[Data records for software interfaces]
* * * * *

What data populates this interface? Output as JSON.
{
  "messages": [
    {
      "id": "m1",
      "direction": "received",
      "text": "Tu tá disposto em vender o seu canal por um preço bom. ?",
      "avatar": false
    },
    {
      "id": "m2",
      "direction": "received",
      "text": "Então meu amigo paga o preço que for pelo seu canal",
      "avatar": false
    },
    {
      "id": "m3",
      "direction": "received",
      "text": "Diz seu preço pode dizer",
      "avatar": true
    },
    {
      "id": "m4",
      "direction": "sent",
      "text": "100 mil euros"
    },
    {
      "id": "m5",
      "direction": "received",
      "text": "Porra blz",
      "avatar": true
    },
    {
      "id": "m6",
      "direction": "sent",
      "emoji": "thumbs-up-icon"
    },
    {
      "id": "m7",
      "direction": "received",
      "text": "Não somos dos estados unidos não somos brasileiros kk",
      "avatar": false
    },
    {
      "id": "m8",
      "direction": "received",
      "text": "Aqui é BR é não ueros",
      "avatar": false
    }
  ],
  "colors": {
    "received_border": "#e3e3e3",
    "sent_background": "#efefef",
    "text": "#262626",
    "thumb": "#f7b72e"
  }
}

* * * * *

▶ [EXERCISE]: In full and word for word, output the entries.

▶ [TASK OUTPUT]:
What data populates this interface? Output as JSON.
{
  "messages": [
    {
      "id": "m1",
      "direction": "received",
      "text": "Tu tá disposto em vender o seu canal por um preço bom. ?",
      "avatar": false
    },
    {
      "id": "m2",
      "direction": "received",
      "text": "Então meu amigo paga o preço que for pelo seu canal",
      "avatar": false
    },
    {
      "id": "m3",
      "direction": "received",
      "text": "Diz seu preço pode dizer",
      "avatar": true
    },
    {
      "id": "m4",
      "direction": "sent",
      "text": "100 mil euros"
    },
    {
      "id": "m5",
      "direction": "received",
      "text": "Porra blz",
      "avatar": true
    },
    {
      "id": "m6",
      "direction": "sent",
      "emoji": "thumbs-up-icon"
    },
    {
      "id": "m7",
      "direction": "received",
      "text": "Não somos dos estados unidos não somos brasileiros kk",
      "avatar": false
    },
    {
      "id": "m8",
      "direction": "received",
      "text": "Aqui é BR é não ueros",
      "avatar": false
    }
  ],
  "colors": {
    "received_border": "#e3e3e3",
    "sent_background": "#efefef",
    "text": "#262626",
    "thumb": "#f7b72e"
  }
}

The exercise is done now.